Information hidden in imaging tests could help clinicians more effectively choose the radiation therapy dose needed to kill tumors, suggests a study of more than 300 cancer patients.
The research, to be presented at the 56th annual meeting of the American Association of Physicists in Medicine (AAPM), held during July 28 to August 1, 2014, in Austin, TX, USA, is the largest study to date to use radiomics—extracting statistical data from images and other measurements—to help predict the probable progression of cancer or its response to treatment based on positron emission tomography (PET) imaging scans of patients with non-small-cell lung cancer and head and neck cancer.
“Currently, there is a one-size-fits-all process for selecting radiation therapy doses, which might be too much for some patients and not enough for others,” said Joseph Deasy, PhD, senior author of the study and chair of the department of medical physics at Memorial Sloan-Kettering Cancer Center (New York, NY, USA). “Radiomics will help us know when we can turn down the treatment intensity with confidence, knowing we can still control the disease.”
In the study, researchers performed PET scanning in 163 non-small-cell lung cancer patients and 174 head and neck cancer patients before and after treatment. They extracted a range of information from each tumor, including the intensity value of the PET image, the roughness of the image, and other information, such as how round the tumor was. In PET, the brighter an area is, the higher the intensity, revealing that the tumor is consuming a greater amount of energy from the injected radioactive glucose substitute tracer.
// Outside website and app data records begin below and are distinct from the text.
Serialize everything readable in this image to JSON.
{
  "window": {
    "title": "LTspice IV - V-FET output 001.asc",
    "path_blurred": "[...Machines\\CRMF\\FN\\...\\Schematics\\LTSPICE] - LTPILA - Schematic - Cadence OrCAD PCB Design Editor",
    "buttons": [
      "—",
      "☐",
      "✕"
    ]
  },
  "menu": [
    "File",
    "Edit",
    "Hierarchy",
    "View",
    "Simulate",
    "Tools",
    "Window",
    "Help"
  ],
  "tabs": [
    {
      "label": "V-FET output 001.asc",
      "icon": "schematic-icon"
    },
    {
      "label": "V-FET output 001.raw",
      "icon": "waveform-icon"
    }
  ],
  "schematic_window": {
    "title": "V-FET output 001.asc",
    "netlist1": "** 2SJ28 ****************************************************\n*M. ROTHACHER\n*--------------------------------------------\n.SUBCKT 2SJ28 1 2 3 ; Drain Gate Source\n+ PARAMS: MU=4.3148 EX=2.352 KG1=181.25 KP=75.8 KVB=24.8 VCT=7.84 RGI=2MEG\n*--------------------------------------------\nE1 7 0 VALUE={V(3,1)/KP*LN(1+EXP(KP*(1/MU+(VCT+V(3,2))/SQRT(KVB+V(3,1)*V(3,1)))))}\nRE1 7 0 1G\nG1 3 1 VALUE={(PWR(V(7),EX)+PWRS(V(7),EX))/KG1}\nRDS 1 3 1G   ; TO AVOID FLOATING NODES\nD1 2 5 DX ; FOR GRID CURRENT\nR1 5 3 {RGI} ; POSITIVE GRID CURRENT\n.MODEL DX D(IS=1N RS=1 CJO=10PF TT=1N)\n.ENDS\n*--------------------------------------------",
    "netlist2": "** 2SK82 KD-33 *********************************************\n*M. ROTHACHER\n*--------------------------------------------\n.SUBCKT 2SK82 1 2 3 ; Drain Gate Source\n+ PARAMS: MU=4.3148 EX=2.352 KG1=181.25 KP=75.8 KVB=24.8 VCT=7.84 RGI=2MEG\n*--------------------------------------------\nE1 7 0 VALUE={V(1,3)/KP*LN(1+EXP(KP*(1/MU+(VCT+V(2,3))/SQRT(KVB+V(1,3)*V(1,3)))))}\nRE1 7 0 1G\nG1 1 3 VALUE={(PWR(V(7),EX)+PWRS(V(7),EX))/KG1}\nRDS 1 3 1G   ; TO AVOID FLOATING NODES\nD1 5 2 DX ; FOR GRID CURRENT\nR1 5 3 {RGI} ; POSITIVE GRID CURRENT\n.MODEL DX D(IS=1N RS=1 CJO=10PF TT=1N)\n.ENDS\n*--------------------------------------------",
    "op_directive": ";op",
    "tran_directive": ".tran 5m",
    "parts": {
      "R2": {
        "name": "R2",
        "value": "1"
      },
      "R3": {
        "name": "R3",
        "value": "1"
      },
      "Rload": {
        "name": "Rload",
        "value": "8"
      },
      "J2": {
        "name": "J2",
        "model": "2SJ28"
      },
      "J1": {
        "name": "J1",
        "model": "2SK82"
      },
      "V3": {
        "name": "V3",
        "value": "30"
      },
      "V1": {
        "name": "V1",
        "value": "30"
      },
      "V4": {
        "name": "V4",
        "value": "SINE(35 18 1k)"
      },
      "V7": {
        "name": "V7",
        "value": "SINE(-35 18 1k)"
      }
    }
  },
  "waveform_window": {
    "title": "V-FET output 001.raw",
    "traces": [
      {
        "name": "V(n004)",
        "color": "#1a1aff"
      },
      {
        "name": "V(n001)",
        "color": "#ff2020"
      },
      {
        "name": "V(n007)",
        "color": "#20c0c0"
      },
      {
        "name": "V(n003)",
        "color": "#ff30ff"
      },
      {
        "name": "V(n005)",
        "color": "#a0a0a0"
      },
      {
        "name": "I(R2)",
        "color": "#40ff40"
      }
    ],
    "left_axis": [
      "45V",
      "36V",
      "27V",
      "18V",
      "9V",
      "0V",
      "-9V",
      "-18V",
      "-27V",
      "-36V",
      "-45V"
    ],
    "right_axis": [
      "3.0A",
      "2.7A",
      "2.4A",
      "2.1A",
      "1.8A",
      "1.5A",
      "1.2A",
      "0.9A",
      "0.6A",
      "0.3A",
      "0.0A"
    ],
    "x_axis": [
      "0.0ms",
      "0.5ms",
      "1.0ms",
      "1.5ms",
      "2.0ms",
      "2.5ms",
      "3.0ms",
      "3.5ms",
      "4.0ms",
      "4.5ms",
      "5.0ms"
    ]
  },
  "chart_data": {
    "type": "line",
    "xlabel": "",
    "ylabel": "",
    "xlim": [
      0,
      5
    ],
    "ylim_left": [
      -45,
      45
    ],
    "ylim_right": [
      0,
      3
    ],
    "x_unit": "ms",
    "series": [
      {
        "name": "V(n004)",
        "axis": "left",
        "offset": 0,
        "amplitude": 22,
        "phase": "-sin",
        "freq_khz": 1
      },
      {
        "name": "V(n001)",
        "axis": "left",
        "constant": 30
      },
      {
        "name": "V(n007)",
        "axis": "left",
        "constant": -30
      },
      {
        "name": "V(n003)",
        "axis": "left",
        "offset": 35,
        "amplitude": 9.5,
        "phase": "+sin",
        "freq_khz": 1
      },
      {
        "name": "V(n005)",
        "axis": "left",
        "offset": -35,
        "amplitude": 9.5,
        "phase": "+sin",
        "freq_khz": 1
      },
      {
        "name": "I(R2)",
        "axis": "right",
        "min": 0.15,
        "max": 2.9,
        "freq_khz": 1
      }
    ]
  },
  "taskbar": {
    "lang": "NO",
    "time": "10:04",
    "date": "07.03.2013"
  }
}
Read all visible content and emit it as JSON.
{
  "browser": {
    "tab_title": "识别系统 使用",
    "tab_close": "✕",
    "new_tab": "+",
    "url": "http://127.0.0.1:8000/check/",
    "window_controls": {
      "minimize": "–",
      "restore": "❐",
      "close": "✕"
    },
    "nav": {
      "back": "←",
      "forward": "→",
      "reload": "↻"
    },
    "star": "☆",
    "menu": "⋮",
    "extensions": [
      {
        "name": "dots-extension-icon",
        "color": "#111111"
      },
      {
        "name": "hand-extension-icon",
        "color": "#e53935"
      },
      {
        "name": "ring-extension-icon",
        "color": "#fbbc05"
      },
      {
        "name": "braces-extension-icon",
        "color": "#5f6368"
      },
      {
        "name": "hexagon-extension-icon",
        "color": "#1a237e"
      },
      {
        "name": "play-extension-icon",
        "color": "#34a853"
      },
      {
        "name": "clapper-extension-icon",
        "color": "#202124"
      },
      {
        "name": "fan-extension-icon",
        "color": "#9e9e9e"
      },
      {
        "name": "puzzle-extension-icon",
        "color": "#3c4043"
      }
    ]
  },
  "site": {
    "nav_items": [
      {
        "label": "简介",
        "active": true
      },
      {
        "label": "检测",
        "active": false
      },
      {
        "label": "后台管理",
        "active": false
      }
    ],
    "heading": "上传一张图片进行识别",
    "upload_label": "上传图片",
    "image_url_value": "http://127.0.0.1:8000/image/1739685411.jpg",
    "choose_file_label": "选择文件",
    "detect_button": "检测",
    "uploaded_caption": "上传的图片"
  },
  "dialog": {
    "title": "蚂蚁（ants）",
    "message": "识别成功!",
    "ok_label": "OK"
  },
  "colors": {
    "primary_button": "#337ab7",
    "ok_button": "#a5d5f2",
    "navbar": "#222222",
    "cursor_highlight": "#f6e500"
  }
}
Comparing the data gathered from the before and after scans to how the patient fared—including whether the tumor shrank or how long the patient survived—researchers can create models that will help direct future therapy. In this study, for instance, researchers determined that lung tumors that have a higher uptake of the tracer need to be treated with a higher dose of radiation than is typically prescribed.
“Standard protocol today is to only use PET imaging to define the extent of a tumor to be treated,” said Dr. Deasy. “Based on the information from this study, the data would be extracted from those images and put into models that would tell the physician what dose was required to kill the tumor with a high probability.” He noted that radiomics is a team effort that requires good collaboration between physicians, physicists, and computer scientists.
Memorial Sloan-Kettering Cancer Center